To have a good mathematical theory of D-string world-sheet instantons, we want our moduli stack of stable morphisms from Azumaya nodal curves with a fundamental module to Y to

One of the technical results of this paper is an identifi- cation of the matrix model couplings ti(/x) corresponding to the Liouville theory coupled to a

strongly monotone or uniform P -function to obtain property of bounded level sets, see Proposition 3.5 of Chen and Pan (2006).. In this section, we establish that if F is either

In this work, for a locally optimal solution to the NLSDP (2), we prove that under Robinson’s constraint qualiﬁcation, the nonsingularity of Clarke’s Jacobian of the FB system

The remaining positions contain //the rest of the original array elements //the rest of the original array elements.

• For a given set of probabilities, our goal is to construct a binary search tree whose expected search is smallest.. We call such a

To convert a string containing floating-point digits to its floating-point value, use the static parseDouble method of the Double class..

IPA’s hypothesis conditions had a conflict with Kano’s two-dimension quality theory; in this regard, the main purpose of this study is propose an analysis model that can

In this section we establish an integral representation for the difference of values of the digamma function.. Integrals over a half-line.. In this section we consider integrals
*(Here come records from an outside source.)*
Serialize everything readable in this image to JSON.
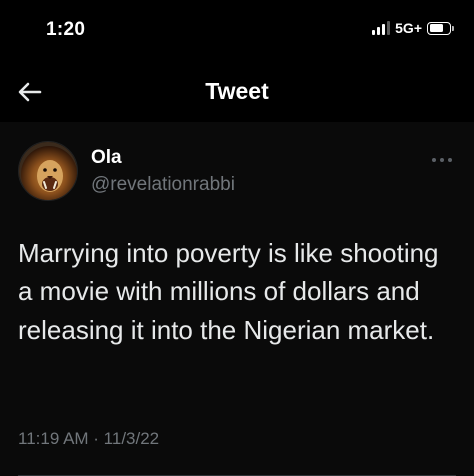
{
  "status_bar": {
    "time": "1:20",
    "network": "5G+",
    "signal_bars": 3,
    "battery_level": 0.7,
    "icons": [
      "signal-icon",
      "battery-icon"
    ]
  },
  "nav": {
    "title": "Tweet",
    "back_icon": "back-arrow-icon"
  },
  "tweet": {
    "author_name": "Ola",
    "handle": "@revelationrabbi",
    "text": "Marrying into poverty is like shooting a movie with millions of dollars and releasing it into the Nigerian market.",
    "timestamp": "11:19 AM · 11/3/22",
    "more_icon": "more-options-icon"
  },
  "colors": {
    "background": "#000000",
    "text_primary": "#e7e9ea",
    "text_secondary": "#71767b",
    "divider": "#2f3336"
  }
}
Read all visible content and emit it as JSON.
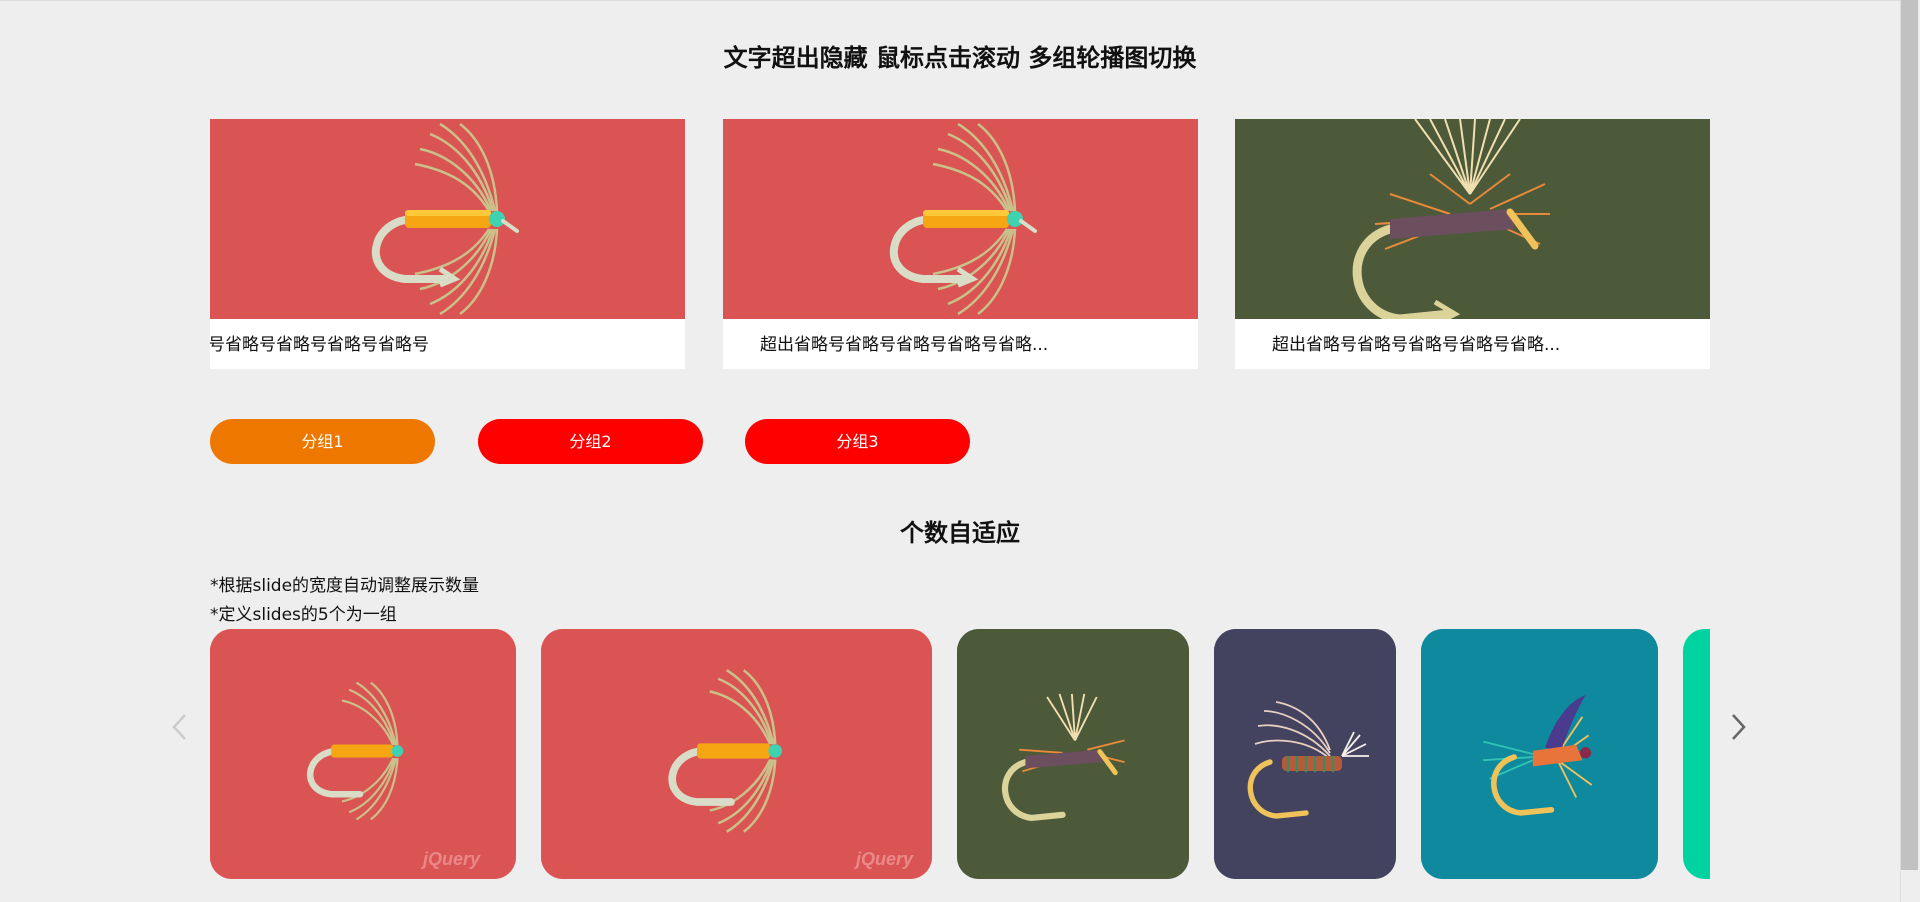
{
  "section1": {
    "title": "文字超出隐藏 鼠标点击滚动 多组轮播图切换"
  },
  "cards": [
    {
      "caption": "号省略号省略号省略号省略号",
      "bg": "#db5454",
      "image": "fly-red"
    },
    {
      "caption": "超出省略号省略号省略号省略号省略...",
      "bg": "#db5454",
      "image": "fly-red"
    },
    {
      "caption": "超出省略号省略号省略号省略号省略...",
      "bg": "#4d5a3a",
      "image": "fly-olive"
    }
  ],
  "groups": [
    {
      "label": "分组1",
      "color": "#ee7700",
      "active": true
    },
    {
      "label": "分组2",
      "color": "#ff0000",
      "active": false
    },
    {
      "label": "分组3",
      "color": "#ff0000",
      "active": false
    }
  ],
  "section2": {
    "title": "个数自适应",
    "notes": [
      "*根据slide的宽度自动调整展示数量",
      "*定义slides的5个为一组"
    ]
  },
  "tiles": [
    {
      "bg": "#db5454",
      "image": "fly-red",
      "watermark": "jQuery"
    },
    {
      "bg": "#db5454",
      "image": "fly-red",
      "watermark": "jQuery"
    },
    {
      "bg": "#4d5a3a",
      "image": "fly-olive"
    },
    {
      "bg": "#434360",
      "image": "fly-navy"
    },
    {
      "bg": "#0f899e",
      "image": "fly-teal"
    },
    {
      "bg": "#00d3a0",
      "image": ""
    }
  ],
  "nav": {
    "prev_icon": "chevron-left-icon",
    "next_icon": "chevron-right-icon"
  }
}
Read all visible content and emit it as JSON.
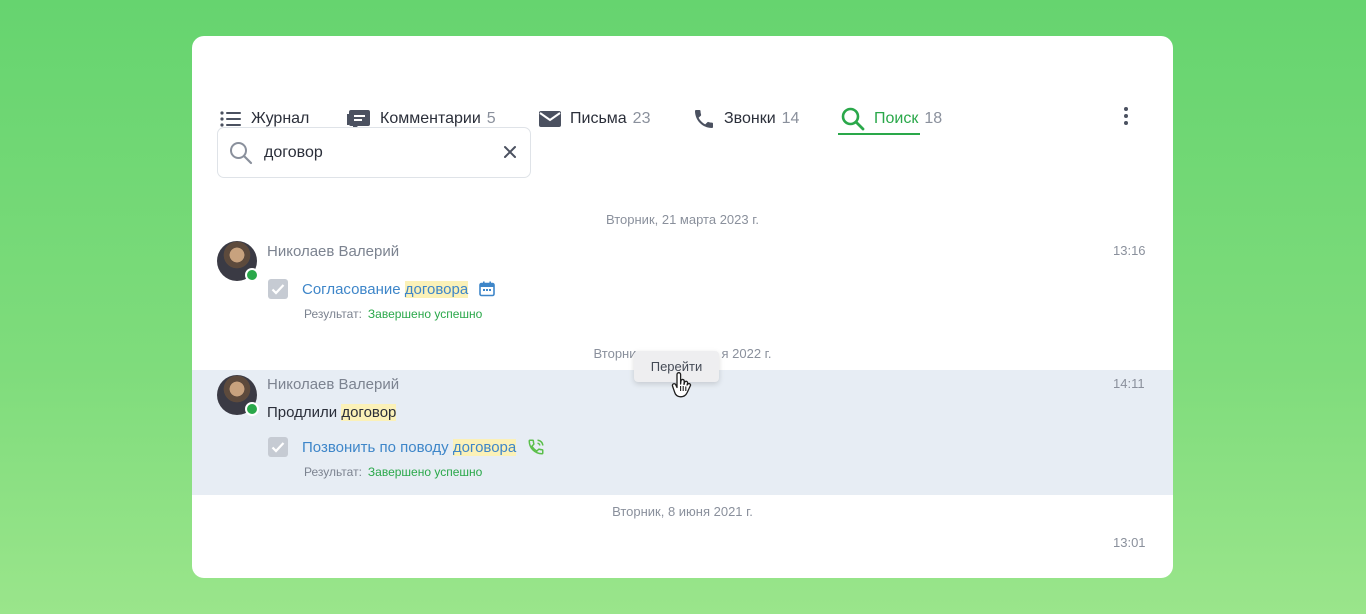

Through discussions of past articles and references to the current used officer performance evaluation indicators, we establish the basic prototype of our hierarchical

The goal of this research is to design a method to solve a joint optimization problem to maximize the spectral efficiency of GFDM systems under performance constraints, in-